### Collected data
---

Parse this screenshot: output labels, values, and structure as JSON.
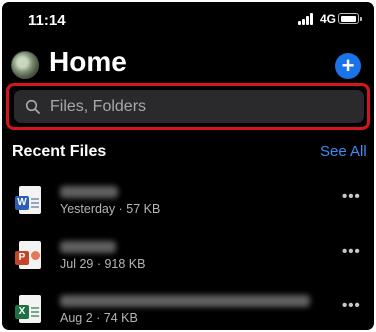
{
  "status_bar": {
    "time": "11:14",
    "network": "4G"
  },
  "header": {
    "title": "Home"
  },
  "search": {
    "placeholder": "Files, Folders"
  },
  "recent": {
    "title": "Recent Files",
    "see_all": "See All",
    "files": [
      {
        "type": "word",
        "badge": "W",
        "meta": "Yesterday · 57 KB",
        "color": "#2b5fb4"
      },
      {
        "type": "powerpoint",
        "badge": "P",
        "meta": "Jul 29 · 918 KB",
        "color": "#c4462a"
      },
      {
        "type": "excel",
        "badge": "X",
        "meta": "Aug 2 · 74 KB",
        "color": "#1e7145"
      }
    ]
  },
  "colors": {
    "accent": "#1a73e8",
    "link": "#3a8ef6",
    "highlight": "#d4161c",
    "background": "#000000"
  }
}
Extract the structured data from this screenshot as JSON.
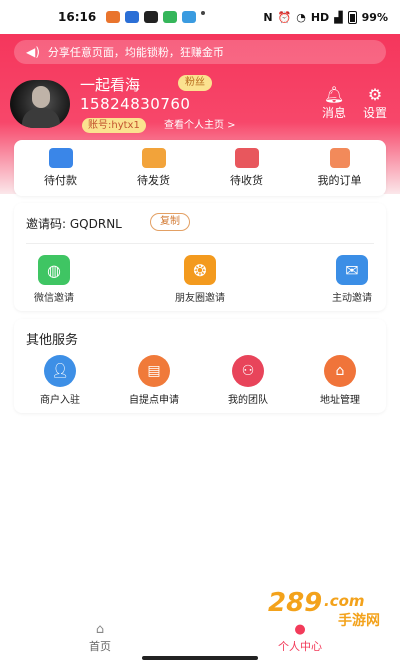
{
  "status_bar": {
    "time": "16:16",
    "battery": "99%",
    "indicators": [
      "N",
      "alarm",
      "wifi",
      "HD",
      "signal",
      "battery"
    ]
  },
  "notice": {
    "icon": "speaker-icon",
    "text": "分享任意页面，均能锁粉，狂赚金币"
  },
  "profile": {
    "name": "一起看海",
    "badge": "粉丝",
    "phone": "15824830760",
    "account": "账号:hytx1",
    "homepage_link": "查看个人主页 >"
  },
  "header_actions": {
    "messages": {
      "label": "消息",
      "icon": "bell-icon"
    },
    "settings": {
      "label": "设置",
      "icon": "gear-icon"
    }
  },
  "orders": [
    {
      "label": "待付款",
      "icon": "wallet-icon",
      "color": "#3a86e8"
    },
    {
      "label": "待发货",
      "icon": "truck-icon",
      "color": "#f2a33a"
    },
    {
      "label": "待收货",
      "icon": "box-icon",
      "color": "#e8575d"
    },
    {
      "label": "我的订单",
      "icon": "order-list-icon",
      "color": "#f28a5a"
    }
  ],
  "invite": {
    "code_label": "邀请码:",
    "code": "GQDRNL",
    "copy_label": "复制",
    "items": [
      {
        "label": "微信邀请",
        "icon": "wechat-icon",
        "color": "#3fc563"
      },
      {
        "label": "朋友圈邀请",
        "icon": "aperture-icon",
        "color": "#f39a1e"
      },
      {
        "label": "主动邀请",
        "icon": "mail-icon",
        "color": "#3b8ee6"
      }
    ]
  },
  "services": {
    "title": "其他服务",
    "items": [
      {
        "label": "商户入驻",
        "icon": "merchant-icon",
        "color": "#3d8fe6"
      },
      {
        "label": "自提点申请",
        "icon": "store-icon",
        "color": "#f07a3a"
      },
      {
        "label": "我的团队",
        "icon": "team-icon",
        "color": "#e8445a"
      },
      {
        "label": "地址管理",
        "icon": "address-icon",
        "color": "#f0743a"
      }
    ]
  },
  "tabbar": {
    "items": [
      {
        "label": "首页",
        "icon": "home-icon",
        "active": false
      },
      {
        "label": "个人中心",
        "icon": "person-icon",
        "active": true
      }
    ]
  },
  "watermark": {
    "number": "289",
    "domain": ".com",
    "text": "手游网"
  },
  "colors": {
    "accent": "#f23b5a",
    "badge_bg": "#fbe28f"
  }
}
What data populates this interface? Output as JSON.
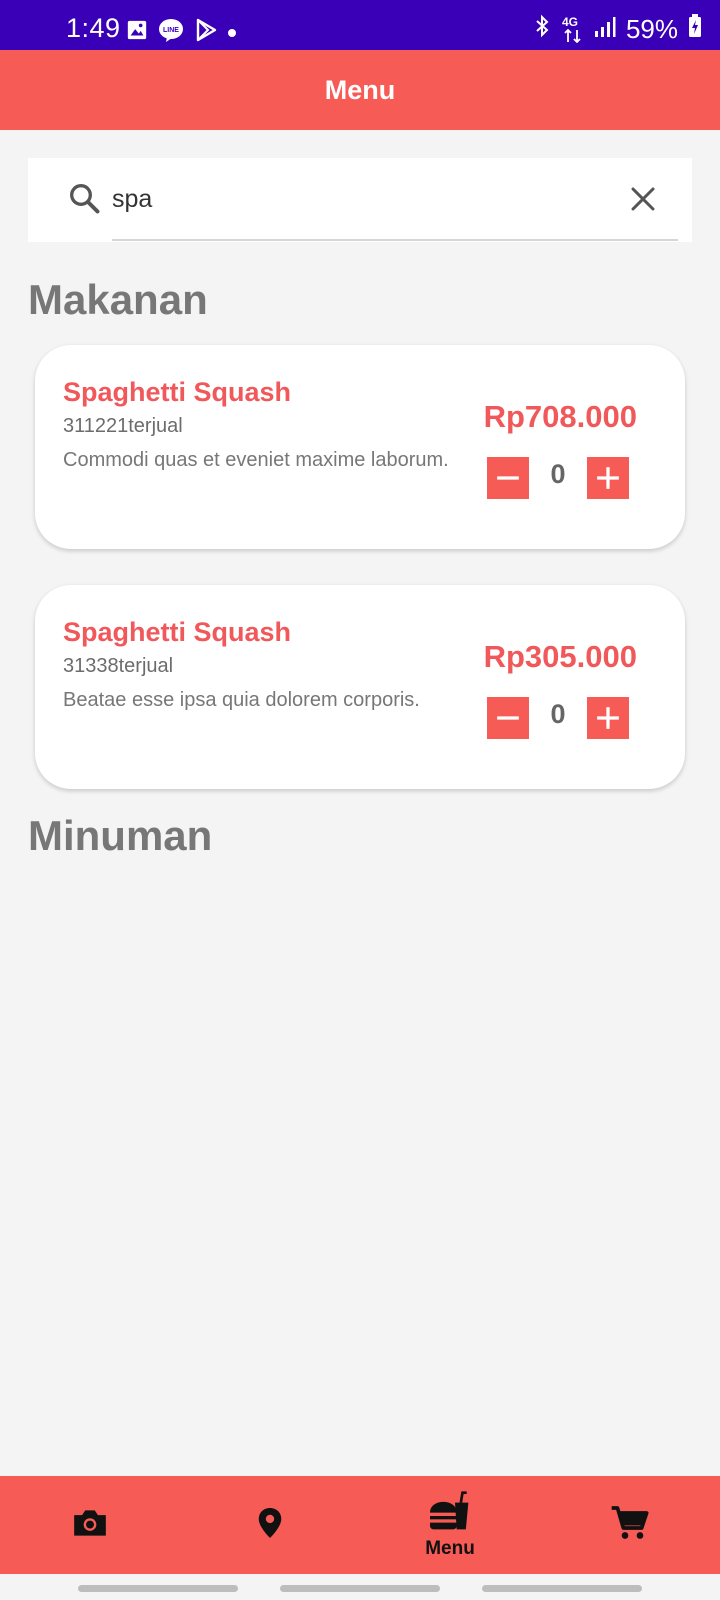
{
  "status_bar": {
    "time": "1:49",
    "network": "4G",
    "battery": "59%"
  },
  "app_bar": {
    "title": "Menu"
  },
  "search": {
    "value": "spa",
    "placeholder": ""
  },
  "sections": [
    {
      "title": "Makanan"
    },
    {
      "title": "Minuman"
    }
  ],
  "items": [
    {
      "name": "Spaghetti Squash",
      "sold": "311221terjual",
      "description": "Commodi quas et eveniet maxime laborum.",
      "price": "Rp708.000",
      "quantity": "0"
    },
    {
      "name": "Spaghetti Squash",
      "sold": "31338terjual",
      "description": "Beatae esse ipsa quia dolorem corporis.",
      "price": "Rp305.000",
      "quantity": "0"
    }
  ],
  "bottom_nav": [
    {
      "icon": "camera-icon",
      "label": ""
    },
    {
      "icon": "location-pin-icon",
      "label": ""
    },
    {
      "icon": "fastfood-icon",
      "label": "Menu",
      "active": true
    },
    {
      "icon": "cart-icon",
      "label": ""
    }
  ],
  "colors": {
    "accent": "#f75b55",
    "status_bar": "#3a00b8",
    "price": "#f0585a",
    "background": "#f4f4f4"
  }
}
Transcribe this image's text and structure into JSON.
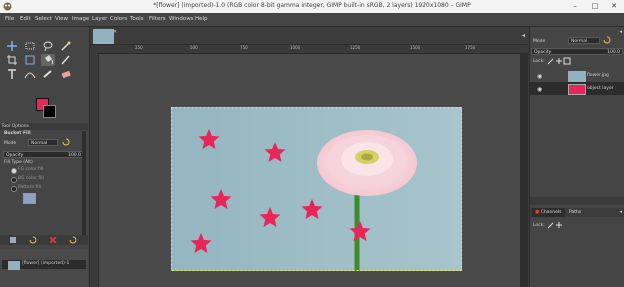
{
  "window": {
    "title": "*[flower] (imported)-1.0 (RGB color 8-bit gamma integer, GIMP built-in sRGB, 2 layers) 1920x1080 – GIMP",
    "minimize": "–",
    "maximize": "□",
    "close": "✕"
  },
  "menu": [
    "File",
    "Edit",
    "Select",
    "View",
    "Image",
    "Layer",
    "Colors",
    "Tools",
    "Filters",
    "Windows",
    "Help"
  ],
  "colors": {
    "foreground": "#e8265a",
    "background": "#000000",
    "accent_dark": "#2c2c2c"
  },
  "tool_options": {
    "header": "Tool Options",
    "tool_name": "Bucket Fill",
    "mode_label": "Mode",
    "mode_value": "Normal",
    "opacity_label": "Opacity",
    "opacity_value": "100.0",
    "fill_type_label": "Fill Type  (Alt)",
    "fill_options": [
      "FG color fill",
      "BG color fill",
      "Pattern fill"
    ],
    "selected_fill": 0
  },
  "images_panel": {
    "item_label": "[flower] (imported)-1"
  },
  "ruler": {
    "marks": [
      "250",
      "500",
      "750",
      "1000",
      "1250",
      "1500",
      "1750"
    ]
  },
  "layers_panel": {
    "mode_label": "Mode",
    "mode_value": "Normal",
    "opacity_label": "Opacity",
    "opacity_value": "100.0",
    "lock_label": "Lock:",
    "layers": [
      {
        "name": "flower.jpg",
        "selected": false
      },
      {
        "name": "object layer",
        "selected": true
      }
    ]
  },
  "bottom_tabs": {
    "tabs": [
      "Channels",
      "Paths"
    ],
    "lock_label": "Lock:"
  }
}
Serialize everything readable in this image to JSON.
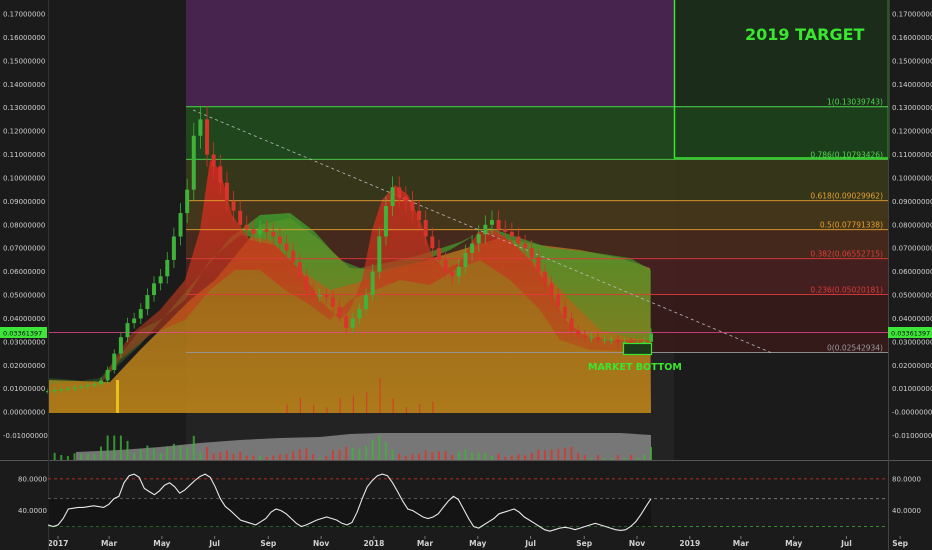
{
  "chart_data": [
    {
      "type": "candlestick",
      "yticks": [
        "0.17000000",
        "0.16000000",
        "0.15000000",
        "0.14000000",
        "0.13000000",
        "0.12000000",
        "0.11000000",
        "0.10000000",
        "0.09000000",
        "0.08000000",
        "0.07000000",
        "0.06000000",
        "0.05000000",
        "0.04000000",
        "0.03000000",
        "0.02000000",
        "0.01000000",
        "0.00000000",
        "-0.01000000"
      ],
      "yticks_right": [
        "0.17000000",
        "0.16000000",
        "0.15000000",
        "0.14000000",
        "0.13000000",
        "0.12000000",
        "0.11000000",
        "0.10000000",
        "0.09000000",
        "0.08000000",
        "0.07000000",
        "0.06000000",
        "0.05000000",
        "0.04000000",
        "0.03000000",
        "0.02000000",
        "0.01000000",
        "-0.00000000",
        "-0.01000000"
      ],
      "ylim": [
        -0.013,
        0.175
      ],
      "xticks": [
        "2017",
        "Mar",
        "May",
        "Jul",
        "Sep",
        "Nov",
        "2018",
        "Mar",
        "May",
        "Jul",
        "Sep",
        "Nov",
        "2019",
        "Mar",
        "May",
        "Jul",
        "Sep"
      ],
      "xtick_dates": [
        "2017-01-01",
        "2017-03-01",
        "2017-05-01",
        "2017-07-01",
        "2017-09-01",
        "2017-11-01",
        "2018-01-01",
        "2018-03-01",
        "2018-05-01",
        "2018-07-01",
        "2018-09-01",
        "2018-11-01",
        "2019-01-01",
        "2019-03-01",
        "2019-05-01",
        "2019-07-01",
        "2019-09-01"
      ],
      "price_close": [
        0.009,
        0.0095,
        0.0098,
        0.01,
        0.0105,
        0.011,
        0.0115,
        0.012,
        0.0135,
        0.018,
        0.025,
        0.032,
        0.038,
        0.04,
        0.044,
        0.05,
        0.055,
        0.058,
        0.065,
        0.075,
        0.085,
        0.095,
        0.118,
        0.125,
        0.11,
        0.105,
        0.098,
        0.09,
        0.086,
        0.08,
        0.078,
        0.076,
        0.078,
        0.077,
        0.075,
        0.072,
        0.069,
        0.064,
        0.058,
        0.052,
        0.05,
        0.05,
        0.049,
        0.045,
        0.041,
        0.036,
        0.04,
        0.044,
        0.05,
        0.06,
        0.075,
        0.088,
        0.096,
        0.092,
        0.09,
        0.086,
        0.082,
        0.075,
        0.07,
        0.065,
        0.06,
        0.058,
        0.062,
        0.068,
        0.072,
        0.076,
        0.08,
        0.082,
        0.078,
        0.077,
        0.075,
        0.072,
        0.07,
        0.066,
        0.06,
        0.055,
        0.05,
        0.045,
        0.04,
        0.035,
        0.033,
        0.032,
        0.032,
        0.031,
        0.031,
        0.031,
        0.03,
        0.03,
        0.029,
        0.029,
        0.03,
        0.0336
      ],
      "current_price": "0.03361397",
      "fib_levels": [
        {
          "ratio": 1,
          "label": "1(0.13039743)",
          "price": 0.13039743,
          "color": "#4fd64f"
        },
        {
          "ratio": 0.786,
          "label": "0.786(0.10793426)",
          "price": 0.10793426,
          "color": "#4fd64f"
        },
        {
          "ratio": 0.618,
          "label": "0.618(0.09029962)",
          "price": 0.09029962,
          "color": "#e8a030"
        },
        {
          "ratio": 0.5,
          "label": "0.5(0.07791338)",
          "price": 0.07791338,
          "color": "#e8a030"
        },
        {
          "ratio": 0.382,
          "label": "0.382(0.06552715)",
          "price": 0.06552715,
          "color": "#e03a3a"
        },
        {
          "ratio": 0.236,
          "label": "0.236(0.05020181)",
          "price": 0.05020181,
          "color": "#e03a3a"
        },
        {
          "ratio": 0,
          "label": "0(0.02542934)",
          "price": 0.02542934,
          "color": "#9a9a9a"
        }
      ],
      "annotations": {
        "target": "2019 TARGET",
        "bottom": "MARKET BOTTOM"
      }
    },
    {
      "type": "line",
      "name": "oscillator",
      "yticks": [
        "80.0000",
        "40.0000"
      ],
      "yticks_right": [
        "80.0000",
        "40.0000"
      ],
      "ylim": [
        8,
        100
      ],
      "bands": [
        80,
        55,
        20
      ],
      "values": [
        22,
        20,
        22,
        30,
        42,
        43,
        44,
        44,
        45,
        46,
        45,
        44,
        48,
        55,
        58,
        75,
        84,
        86,
        82,
        68,
        64,
        60,
        65,
        72,
        75,
        70,
        62,
        66,
        72,
        78,
        83,
        86,
        82,
        70,
        55,
        45,
        40,
        34,
        28,
        26,
        24,
        22,
        26,
        30,
        38,
        42,
        40,
        36,
        30,
        24,
        20,
        22,
        25,
        28,
        30,
        32,
        30,
        28,
        24,
        22,
        25,
        38,
        55,
        70,
        78,
        84,
        86,
        84,
        75,
        64,
        52,
        42,
        40,
        36,
        32,
        30,
        32,
        36,
        44,
        52,
        58,
        54,
        42,
        30,
        20,
        18,
        22,
        26,
        30,
        36,
        38,
        40,
        42,
        38,
        32,
        28,
        24,
        20,
        16,
        14,
        16,
        18,
        19,
        18,
        16,
        18,
        20,
        22,
        24,
        22,
        20,
        18,
        16,
        15,
        16,
        20,
        26,
        35,
        45,
        55
      ]
    }
  ]
}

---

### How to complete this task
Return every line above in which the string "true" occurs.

### Answer
        "active": true
      "active": true
        "selected": true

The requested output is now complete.